▶ **Task item**
Repeat every entry below exactly.
** Opening Extracted material block **
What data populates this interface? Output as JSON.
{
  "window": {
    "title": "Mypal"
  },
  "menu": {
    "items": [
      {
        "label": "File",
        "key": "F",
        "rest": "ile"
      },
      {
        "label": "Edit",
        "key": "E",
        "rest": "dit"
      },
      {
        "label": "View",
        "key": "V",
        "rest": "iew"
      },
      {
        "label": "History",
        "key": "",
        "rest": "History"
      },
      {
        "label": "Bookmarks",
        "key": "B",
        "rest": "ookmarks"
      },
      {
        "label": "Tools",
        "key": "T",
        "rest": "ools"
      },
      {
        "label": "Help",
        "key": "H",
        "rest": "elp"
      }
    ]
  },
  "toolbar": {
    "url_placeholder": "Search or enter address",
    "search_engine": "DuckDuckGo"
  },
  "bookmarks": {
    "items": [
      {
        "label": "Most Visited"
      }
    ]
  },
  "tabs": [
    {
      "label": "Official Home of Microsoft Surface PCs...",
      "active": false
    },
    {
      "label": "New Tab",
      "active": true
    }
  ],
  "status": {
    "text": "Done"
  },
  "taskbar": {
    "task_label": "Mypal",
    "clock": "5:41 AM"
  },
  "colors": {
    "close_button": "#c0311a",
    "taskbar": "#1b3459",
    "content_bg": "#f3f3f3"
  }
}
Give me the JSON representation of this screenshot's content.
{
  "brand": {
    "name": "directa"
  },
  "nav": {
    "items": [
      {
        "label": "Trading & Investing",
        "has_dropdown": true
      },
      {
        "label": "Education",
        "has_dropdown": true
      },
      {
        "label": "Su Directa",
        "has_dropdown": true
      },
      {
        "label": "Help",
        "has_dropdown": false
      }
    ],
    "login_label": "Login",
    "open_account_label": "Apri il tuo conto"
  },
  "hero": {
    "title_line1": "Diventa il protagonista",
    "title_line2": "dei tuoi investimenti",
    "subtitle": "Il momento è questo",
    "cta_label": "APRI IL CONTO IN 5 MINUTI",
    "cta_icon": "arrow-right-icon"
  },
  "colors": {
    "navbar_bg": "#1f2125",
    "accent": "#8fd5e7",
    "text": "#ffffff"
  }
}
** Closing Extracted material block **
▶ **The answer**
What data populates this interface? Output as JSON.
{
  "window": {
    "title": "Mypal"
  },
  "menu": {
    "items": [
      {
        "label": "File",
        "key": "F",
        "rest": "ile"
      },
      {
        "label": "Edit",
        "key": "E",
        "rest": "dit"
      },
      {
        "label": "View",
        "key": "V",
        "rest": "iew"
      },
      {
        "label": "History",
        "key": "",
        "rest": "History"
      },
      {
        "label": "Bookmarks",
        "key": "B",
        "rest": "ookmarks"
      },
      {
        "label": "Tools",
        "key": "T",
        "rest": "ools"
      },
      {
        "label": "Help",
        "key": "H",
        "rest": "elp"
      }
    ]
  },
  "toolbar": {
    "url_placeholder": "Search or enter address",
    "search_engine": "DuckDuckGo"
  },
  "bookmarks": {
    "items": [
      {
        "label": "Most Visited"
      }
    ]
  },
  "tabs": [
    {
      "label": "Official Home of Microsoft Surface PCs...",
      "active": false
    },
    {
      "label": "New Tab",
      "active": true
    }
  ],
  "status": {
    "text": "Done"
  },
  "taskbar": {
    "task_label": "Mypal",
    "clock": "5:41 AM"
  },
  "colors": {
    "close_button": "#c0311a",
    "taskbar": "#1b3459",
    "content_bg": "#f3f3f3"
  }
}
Give me the JSON representation of this screenshot's content.
{
  "brand": {
    "name": "directa"
  },
  "nav": {
    "items": [
      {
        "label": "Trading & Investing",
        "has_dropdown": true
      },
      {
        "label": "Education",
        "has_dropdown": true
      },
      {
        "label": "Su Directa",
        "has_dropdown": true
      },
      {
        "label": "Help",
        "has_dropdown": false
      }
    ],
    "login_label": "Login",
    "open_account_label": "Apri il tuo conto"
  },
  "hero": {
    "title_line1": "Diventa il protagonista",
    "title_line2": "dei tuoi investimenti",
    "subtitle": "Il momento è questo",
    "cta_label": "APRI IL CONTO IN 5 MINUTI",
    "cta_icon": "arrow-right-icon"
  },
  "colors": {
    "navbar_bg": "#1f2125",
    "accent": "#8fd5e7",
    "text": "#ffffff"
  }
}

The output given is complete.